You'd think writing about yourself would be easy. No one knows you better than yourself; your strengths and weaknesses, successes and goals. And yet, writing a professional bio for oneself can be a daunting exercise. Mistakes can be made.
Many people want to showcase their achievements without sounding like an egotistical maniac. The best bios seem to find a balance, weaving storytelling with supplemental facts, instead of running down a list of every position and award someone has earned. Anyone can search Google to find a LinkedIn Profile or resume. A great bio will elevate those facts into easy-flowing prose.

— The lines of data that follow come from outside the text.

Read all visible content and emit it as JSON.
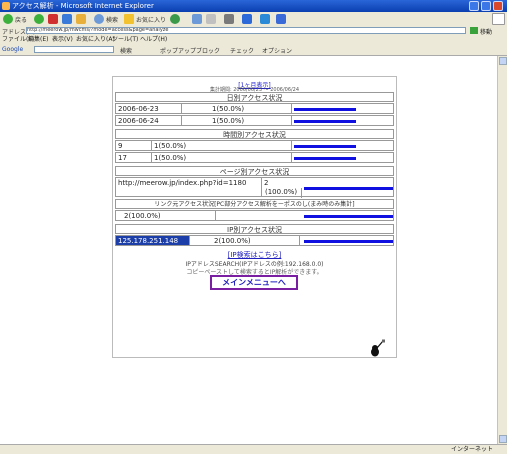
{
  "window": {
    "title": "アクセス解析 - Microsoft Internet Explorer"
  },
  "toolbar": {
    "back": "戻る",
    "search": "検索",
    "favorites": "お気に入り"
  },
  "address": {
    "label": "アドレス(D)",
    "url": "http://meerow.jp/mwcms/?mode=access&page=analyze",
    "go": "移動"
  },
  "links_bar": [
    "ファイル(F)",
    "編集(E)",
    "表示(V)",
    "お気に入り(A)",
    "ツール(T)",
    "ヘルプ(H)"
  ],
  "google_bar": {
    "logo": "Google",
    "search_label": "検索",
    "items": [
      "ポップアップブロック",
      "チェック",
      "オプション"
    ]
  },
  "page": {
    "header_link": "[1ヶ月表示]",
    "period": "集計期間: 2006/06/23 〜 2006/06/24",
    "sections": {
      "daily": "日別アクセス状況",
      "hourly": "時間別アクセス状況",
      "page": "ページ別アクセス状況",
      "link": "リンク元アクセス状況[PC部分アクセス解析をーポスのし(まみ時のみ集計]",
      "ip": "IP別アクセス状況"
    },
    "daily_rows": [
      {
        "date": "2006-06-23",
        "count": "1(50.0%)",
        "ratio": 0.5
      },
      {
        "date": "2006-06-24",
        "count": "1(50.0%)",
        "ratio": 0.5
      }
    ],
    "hourly_rows": [
      {
        "hour": "9",
        "count": "1(50.0%)",
        "ratio": 0.5
      },
      {
        "hour": "17",
        "count": "1(50.0%)",
        "ratio": 0.5
      }
    ],
    "page_rows": [
      {
        "url": "http://meerow.jp/index.php?id=1180",
        "count": "2",
        "percent": "(100.0%)",
        "ratio": 1.0
      }
    ],
    "link_rows": [
      {
        "count": "2(100.0%)",
        "ratio": 1.0
      }
    ],
    "ip_rows": [
      {
        "ip": "125.178.251.148",
        "count": "2(100.0%)",
        "ratio": 1.0
      }
    ],
    "ip_link": "[IP検索はこちら]",
    "ip_note1": "IPアドレスSEARCH(IPアドレスの例:192.168.0.0)",
    "ip_note2": "コピーペーストして検索するとIP解析ができます。",
    "menu_button": "メインメニューへ"
  },
  "status": {
    "left": "",
    "right": "インターネット"
  },
  "colors": {
    "bar": "#1010e0",
    "titlebar": "#0a3fb0",
    "menu_border": "#7a1fa2"
  }
}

PRNEWS asked veteran communicators about what to include in a winning professional bio.
Show Your Service: “I'd say that it's important to note community and board service to showcase areas where you are applying your leadership and experiences outside of your day-to-day role,” said Leslie Pitterson, global communications and public affairs at Google. “It's also good to consciously pull through the storyline of what's driven your career path—it helps to provide insight into how you make decisions and the kinds of challenges you gravitate toward.”
Keep it Professional: “Your professional bio should be ultimately, professional,” said Liz Allen Martin, VP, communications at G/O Media. “I don't need to know what college you went to, which section of Brooklyn you live in, or your dog's name. There are certainly companies or industries with a bit more personality where this can absolutely work, but generally these areas can be cut if you're looking to shrink your bio.”
And Erica Smith, account manager with Porter Novelli, adds a very important point about sharing too much personal information.
“Leave off your relationship status (i.e. single, married, divorced) unless it directly ties into the work that you do.”
Find Your Voice: “It's less about what accomplishments and credentials you include (those are all on your resume) and more about the picture your bio paints about who you are, your personality, your energy, and how you communicate,” said Eric Yaverbaum, CEO, Ericho Communications. “Your bio is an opportunity to show that you can tell a story (in this case, your own), effectively communicate abstract concepts, capture an audience, and make people interested in what you're saying. So talk about what you're passionate about, what excites you, what makes you different, and most importantly, do it in a way that sounds like you.”
Write for Your Audience: “If you have the option, always think of your audience and who (the bio) is tailored for as that audience is likely more interested in hearing/seeing things most relevant to them that you've had experience with,” said Scott Dobroski, senior director, corporate communications at Glassdoor. “For instance, your professional bio may be slightly different for your LinkedIn profile, versus for a group of students you are speaking to or a set of customers.”
Avoid Generic Phrases and Buzzwords: “If you specialize in everything, you specialize in nothing,” said Jonathan Rick, president, The Jonathan Rick Group and adjunct professor of business writing at University of Maryland. Rick was referring to bios that include long lists of specialties and general expertise, such as “marketing powerhouse.” As Rick said,“Boasting is best when validated by a third party," such as an award from Forbes Magazine or PRNEWS. "Otherwise, you’re just another self-proclaimed guru in a field that’s long on salesmanship and short on specifics.”
Nicole Schuman is a reporter for PRNEWS. Follow her @buffalogal